> SUPPLIED MATERIAL
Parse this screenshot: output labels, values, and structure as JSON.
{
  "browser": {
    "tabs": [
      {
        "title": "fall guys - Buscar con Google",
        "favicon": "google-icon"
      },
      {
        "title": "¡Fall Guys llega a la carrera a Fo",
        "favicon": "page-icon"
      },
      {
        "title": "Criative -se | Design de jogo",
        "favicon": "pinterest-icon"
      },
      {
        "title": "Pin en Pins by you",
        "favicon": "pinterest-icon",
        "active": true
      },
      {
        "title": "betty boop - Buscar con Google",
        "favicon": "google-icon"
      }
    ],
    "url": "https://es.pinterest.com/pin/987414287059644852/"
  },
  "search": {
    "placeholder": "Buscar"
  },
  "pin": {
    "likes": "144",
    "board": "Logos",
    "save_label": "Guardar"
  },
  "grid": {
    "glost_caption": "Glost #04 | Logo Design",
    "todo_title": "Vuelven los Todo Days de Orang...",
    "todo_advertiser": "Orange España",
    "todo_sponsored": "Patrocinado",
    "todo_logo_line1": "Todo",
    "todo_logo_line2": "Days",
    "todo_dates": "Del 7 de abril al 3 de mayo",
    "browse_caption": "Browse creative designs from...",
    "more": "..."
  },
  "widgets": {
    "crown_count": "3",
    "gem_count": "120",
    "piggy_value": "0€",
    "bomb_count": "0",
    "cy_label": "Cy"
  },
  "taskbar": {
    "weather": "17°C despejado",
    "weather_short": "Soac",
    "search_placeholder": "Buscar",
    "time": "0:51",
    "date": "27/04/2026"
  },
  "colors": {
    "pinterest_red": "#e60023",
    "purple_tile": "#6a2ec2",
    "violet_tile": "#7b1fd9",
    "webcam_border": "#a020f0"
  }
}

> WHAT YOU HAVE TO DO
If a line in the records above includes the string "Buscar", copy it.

> YOUR RESPONSE
        "title": "fall guys - Buscar con Google",
        "title": "betty boop - Buscar con Google",
    "placeholder": "Buscar"
    "search_placeholder": "Buscar",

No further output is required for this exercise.